Regardless of the cause of tinnitus, if a person is not bothered by the tinnitus, it ceases to be a problem. Psychological intervention aimed at successfully reducing the stress, distress and distraction associated with the tinnitus can be very productive and often produces the most attainable goals.
The very high correlation between stress and tinnitus disturbance underscores the need to maintain one's composure and logic when trying to cope with tinnitus. Relaxation, guided imagery and self-hypnosis are examples of self-help methods used to help combat the stress, anxiety and sleep disturbances associated with tinnitus.
Other treatment pptions
Other options that may help patients with tinnitus include:
- Support groups. Local peer support groups offer emotional support to patients and a place to discuss and share treatment techniques.
- Dental treatment. Jaw joint disorders, called temporomandibular (TMD), may exacerbate tinnitus. Splints and exercises may relieve these problems.
- Nutritional counseling. All tinnitus patients should maintain a balanced diet.
- Biofeedback. Biofeedback is a technique of making unconscious or involuntary bodily processes detectable by the senses in order to manipulate them by conscious mental control. Biofeedback with counseling can help relieve stress patterns that can worsen the perception of tinnitus.
- Alternate approaches. Although there is no scientific data showing consistent benefit from approaches such as hypnosis, acupuncture, naturopathy, chiropractic care and many herbal preparations, some patients do perceive a benefit.
UCSF Health medical specialists have reviewed this information.

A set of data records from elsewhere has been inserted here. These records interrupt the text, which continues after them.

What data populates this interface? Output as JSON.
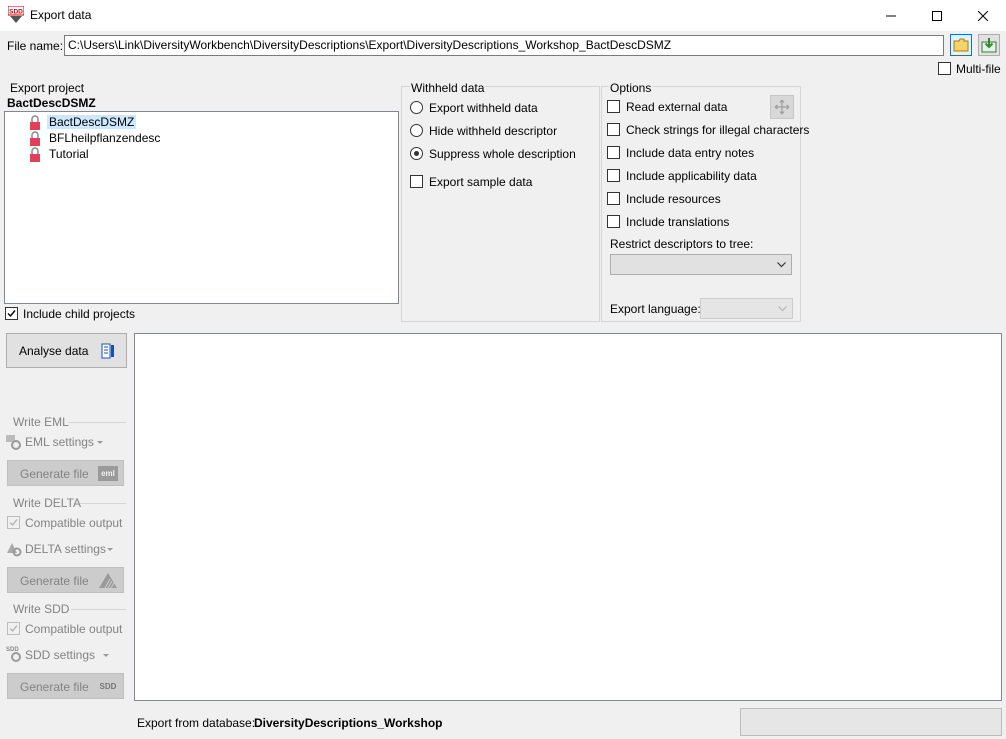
{
  "window": {
    "title": "Export data",
    "app_icon_text": "SDD"
  },
  "file": {
    "label": "File name:",
    "path": "C:\\Users\\Link\\DiversityWorkbench\\DiversityDescriptions\\Export\\DiversityDescriptions_Workshop_BactDescDSMZ",
    "multi_file_label": "Multi-file",
    "multi_file_checked": false
  },
  "export_project": {
    "title": "Export project",
    "selected": "BactDescDSMZ",
    "items": [
      "BactDescDSMZ",
      "BFLheilpflanzendesc",
      "Tutorial"
    ],
    "include_child_label": "Include child projects",
    "include_child_checked": true
  },
  "withheld": {
    "title": "Withheld data",
    "options": [
      "Export withheld data",
      "Hide withheld descriptor",
      "Suppress whole description"
    ],
    "selected_index": 2,
    "export_sample_label": "Export sample data"
  },
  "options": {
    "title": "Options",
    "checkboxes": [
      "Read external data",
      "Check strings for illegal characters",
      "Include data entry notes",
      "Include applicability data",
      "Include resources",
      "Include translations"
    ],
    "restrict_label": "Restrict descriptors to tree:",
    "restrict_value": "",
    "export_language_label": "Export language:",
    "export_language_value": ""
  },
  "left_panel": {
    "analyse_label": "Analyse data",
    "eml": {
      "group_title": "Write EML",
      "settings_label": "EML settings",
      "generate_label": "Generate file",
      "generate_icon_text": "eml"
    },
    "delta": {
      "group_title": "Write DELTA",
      "compatible_label": "Compatible output",
      "settings_label": "DELTA settings",
      "generate_label": "Generate file"
    },
    "sdd": {
      "group_title": "Write SDD",
      "compatible_label": "Compatible output",
      "settings_label": "SDD settings",
      "generate_label": "Generate file",
      "generate_icon_text": "SDD"
    }
  },
  "footer": {
    "database_label": "Export from database:",
    "database_name": "DiversityDescriptions_Workshop"
  },
  "colors": {
    "selection": "#cce8ff",
    "accent": "#0078d7",
    "lock_red": "#e0405a"
  }
}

It is for educational purposes only and is not intended to replace the advice of your doctor or other health care provider. We encourage you to discuss any questions or concerns you may have with your provider.